– I have made inquiries of honorable senators who have private business on the notice-paper for to-morrow. Senator Pearce has business standing in his name. I asked him whether he would be prepared to consent to the Senate adjourning till 7.30 tomorrow evening, but he told me that he desired to go on with his business. Personally, I am willing that the Senate shall adjourn until 7.30 to-morrow.
– I quite understand the desire of honorable senators to get on with their business. At the saime time, if we met at a later hour to-morrow, it would give honorable senators an opportunity to visit the great Royal Agricultural Show. So far as I understand, the objection to such an arrangement is limited to one honorable senator in charge of business, the importance of which I recognise; and it might be possible to come to an arrangement to meet, say, at five o’clock or half-past five o’clock, the Government giving that hon orable senator an hour or so after the dinner-hour.

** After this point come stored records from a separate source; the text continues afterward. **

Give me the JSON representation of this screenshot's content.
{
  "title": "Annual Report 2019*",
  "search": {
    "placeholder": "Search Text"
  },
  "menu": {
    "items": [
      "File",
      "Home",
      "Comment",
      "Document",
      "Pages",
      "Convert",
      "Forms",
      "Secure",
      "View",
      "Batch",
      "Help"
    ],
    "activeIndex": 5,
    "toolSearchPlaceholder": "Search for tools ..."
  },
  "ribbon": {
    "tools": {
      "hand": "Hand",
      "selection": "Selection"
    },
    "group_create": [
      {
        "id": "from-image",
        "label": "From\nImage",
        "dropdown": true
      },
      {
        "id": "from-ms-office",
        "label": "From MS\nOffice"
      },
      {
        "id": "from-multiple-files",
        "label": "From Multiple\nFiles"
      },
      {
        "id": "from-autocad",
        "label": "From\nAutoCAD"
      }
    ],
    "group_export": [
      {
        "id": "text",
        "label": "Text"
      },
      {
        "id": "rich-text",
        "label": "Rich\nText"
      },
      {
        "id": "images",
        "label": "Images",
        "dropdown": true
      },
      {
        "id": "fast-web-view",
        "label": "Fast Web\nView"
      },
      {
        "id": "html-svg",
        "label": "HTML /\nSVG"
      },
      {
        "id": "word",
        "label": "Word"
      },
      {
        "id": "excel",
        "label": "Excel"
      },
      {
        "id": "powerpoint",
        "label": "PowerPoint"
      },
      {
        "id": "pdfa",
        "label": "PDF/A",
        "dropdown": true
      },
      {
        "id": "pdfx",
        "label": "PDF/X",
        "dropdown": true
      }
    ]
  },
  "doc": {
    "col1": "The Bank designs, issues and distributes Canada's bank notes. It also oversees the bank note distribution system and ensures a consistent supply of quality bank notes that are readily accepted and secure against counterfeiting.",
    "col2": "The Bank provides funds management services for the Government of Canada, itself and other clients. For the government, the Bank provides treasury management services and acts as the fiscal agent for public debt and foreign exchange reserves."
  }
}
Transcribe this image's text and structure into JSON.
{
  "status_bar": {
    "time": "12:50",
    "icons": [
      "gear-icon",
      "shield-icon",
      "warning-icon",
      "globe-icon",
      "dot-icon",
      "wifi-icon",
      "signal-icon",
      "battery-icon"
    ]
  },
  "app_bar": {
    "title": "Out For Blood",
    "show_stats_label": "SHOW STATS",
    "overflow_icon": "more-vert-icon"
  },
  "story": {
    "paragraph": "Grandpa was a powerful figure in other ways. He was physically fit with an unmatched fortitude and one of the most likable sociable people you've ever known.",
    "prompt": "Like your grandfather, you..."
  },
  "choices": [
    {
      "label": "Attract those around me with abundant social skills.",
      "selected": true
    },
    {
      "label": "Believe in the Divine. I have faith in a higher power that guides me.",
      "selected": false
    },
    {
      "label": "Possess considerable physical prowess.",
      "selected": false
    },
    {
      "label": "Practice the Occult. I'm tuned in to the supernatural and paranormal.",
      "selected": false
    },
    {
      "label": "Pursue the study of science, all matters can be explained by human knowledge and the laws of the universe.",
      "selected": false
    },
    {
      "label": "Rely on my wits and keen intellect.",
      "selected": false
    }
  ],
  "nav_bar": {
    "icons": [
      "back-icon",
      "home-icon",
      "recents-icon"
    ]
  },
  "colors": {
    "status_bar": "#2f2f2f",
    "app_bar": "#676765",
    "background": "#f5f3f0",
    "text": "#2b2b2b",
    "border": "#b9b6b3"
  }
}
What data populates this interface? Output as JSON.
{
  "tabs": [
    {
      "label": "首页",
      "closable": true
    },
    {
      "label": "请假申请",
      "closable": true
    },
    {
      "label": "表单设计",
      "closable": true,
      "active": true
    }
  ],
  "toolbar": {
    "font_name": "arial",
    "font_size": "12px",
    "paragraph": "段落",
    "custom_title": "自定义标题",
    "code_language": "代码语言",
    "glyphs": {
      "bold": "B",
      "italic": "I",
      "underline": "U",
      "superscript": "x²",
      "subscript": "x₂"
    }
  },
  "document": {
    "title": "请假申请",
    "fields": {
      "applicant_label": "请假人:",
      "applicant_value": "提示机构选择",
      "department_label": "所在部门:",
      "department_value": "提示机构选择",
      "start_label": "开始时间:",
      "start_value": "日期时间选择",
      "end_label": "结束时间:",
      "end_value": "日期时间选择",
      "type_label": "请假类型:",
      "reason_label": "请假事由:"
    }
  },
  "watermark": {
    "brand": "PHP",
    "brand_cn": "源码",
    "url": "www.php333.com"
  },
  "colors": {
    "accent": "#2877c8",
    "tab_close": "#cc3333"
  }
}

– After the small progress I have made to-day?
– The Minister puts us in a difficult position, because it is scarcely possible to test the feeling of honorable senators without submitting an amendment to the motion which the Government would resent as practically a vote of censure.
– There can be no amendment to the motion for adjournment, though, of course, Senator Playford might, with permission, withdraw the motion.
– The only means of ascertaining the opinions of honorable senators is fox them to individually express their views, and then the Government and Senator Pearce might see their way to comply with the general wish expressed.
– I should not like to stand in the way of honorable senators meeting later to-morrow if there is a general desire to that effect. But it is significant that, so far as my recollection serves me, there has never been a proposal to adjourn the Senate on the occasion of the Royal Agricultural Show during the whole five years’ existence of this Parliament. It is also significant that I have heard a statement made by a member of the Senate that the proper way to treat the Bill which I have introduced, and which I desire to deal with to-morrow, would be to talk it out, and thus prevent a vote being taken. I do not connect that statement with theexpressed desire to meet at a later hour tomorrow, but, in view of the danger of an attempt to talk out the Bill - a Bill , which has been placed in my charge by the party of which I am a member - I would not be justified in giving up one hour of the short time at my disposal. At any rate, I should not be justified in giving up any of the time at my disposal in the afternoon unless the Government could see their way clear to grant me equivalent time in the evening.
– That could not be done.
– Under the circumstances, in view of the threat made by a member of the Senate, I do not think it would be fair to ask me to give up anyof the time at my disposal.
Question resolved in the affirmative.
Senate adjourned at 11.20 p.m.
Cite as: Australia, Senate, Debates, 5 September 1906, viewed 22 October 2017, <http://historichansard.net/senate/1906/19060905_senate_2_34/>.